Unexpected Bonus of Revision
By J.A. Marlow
Copyright © 2009 by J.A. Marlow, All Rights Reserved
The revising and
polishing of a novel can be as harrowing as writing the first draft. The
hemming and hawing is over. It’s time to make the tough decisions and
make the final choices on what direction the novel needs to take. Plot
elements and characters need to be cut and added, refined, redefined,
fine-tuned and made to live!
This is a process
that can take a lot of time, thought and effort, depending on how much
needs to be changed and/or adjusted. The process moves the story from a
pile of smoldering goo into something elegant, polished, and hopefully a
story that a reader can’t put down. It’s the process of moving the story
into something salable and something that the author can be proud of.
The entire process
can also tear down the author, bring on feelings of despair and
inadequacy and can cause them to throw a draft into the back of a dark
drawer for years. Some writers avoid this by writing only the first
draft and then moving immediately to a new project.

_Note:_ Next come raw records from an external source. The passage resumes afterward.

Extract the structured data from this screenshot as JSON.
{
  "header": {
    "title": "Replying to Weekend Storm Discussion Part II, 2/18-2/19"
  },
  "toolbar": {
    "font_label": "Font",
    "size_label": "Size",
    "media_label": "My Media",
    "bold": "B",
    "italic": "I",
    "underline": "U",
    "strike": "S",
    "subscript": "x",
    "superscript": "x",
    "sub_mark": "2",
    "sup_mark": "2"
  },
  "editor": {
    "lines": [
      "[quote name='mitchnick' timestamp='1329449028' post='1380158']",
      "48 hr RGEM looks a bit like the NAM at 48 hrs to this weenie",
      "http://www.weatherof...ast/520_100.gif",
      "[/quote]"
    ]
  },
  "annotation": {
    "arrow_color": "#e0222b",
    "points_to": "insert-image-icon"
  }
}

But, there is an
added benefit to the process of revision many forget. It all comes back
around to the rough draft, that pile of unmentionables that makes all
perfectionists and internal editors cringe and groan in pure pain.
said, “The first draft of anything is shit.” There are many other
authors who have made similar quotes. The rough draft is where we work
out what the story is really about, and it isn’t meant to be pretty,
fashionable, or even coherent. Definitely not perfect. They are far from
And that's okay.
Typically I write
sparse first drafts. The first drafts are about the big events, the
clues, the main character developments, and finding an ending. Exact
descriptions, emotions, gestures, and thoughts come in the revision.
“Books and stories
aren’t written—they are rewritten.” - Barnaby Conrad
December of 2008 I brought out the Nanowrimo 2007 novel and worked on it
through May of 2009. Polishing, rewriting, editing, adding to and
deleting. It grew from 50k to 91k and turned out to be a book I was
extremely proud to present as an example of what I could produce. It
sure didn’t start out that way, but it ended up as something lovely.
Fast forward to
July of 2009. A group, inspired by the November Nanowrimo, have set up
July Novel Writing Month (link: http://julnowrimo.com/). The idea is the
same: write 50000 words in 31 days. I had a book I needed to completely
rewrite from scratch, so I jumped in.
And an amazing
This book had a
lot of new material to write for it. In essence, passages of a ‘first
draft’. Only these passages didn’t look anything like the writing from
November 2007 or 2008. This draft had descriptions, emotions, gestures,
and thoughts included in the first draft right from the start. The
scenes made sense and had inherent conflict from start to finish. The
dialog flowed. The action sequences made sense. The motives and
locations were full and rich.
All since last
difference had been the massive revision done between December of 2008
and May 1, 2009. Seeing and picking apart the prose, fixing, adding, and
working the words until they shined. Forcing the characters to prove why
they were there. Critically studying and working with each aspect of the
The writing muscle
had been exercised and strengthened, and I learned a valuable lesson.
Revision isn’t only about turning a rough draft into a finished
manuscript, it’s also about teaching yourself the craft of writing. What
is learned flows over into all aspects of writing, including the ugly
Each stage of
writing is valuable to learn from. Those that only write first drafts
and then move onto the next sparkly idea are denying themselves an
extremely valuable learning tool. Let your mind pick up on the tools it
needs to use. What goes in will come out. You, also, might find an
unexpected dividend in better first drafts.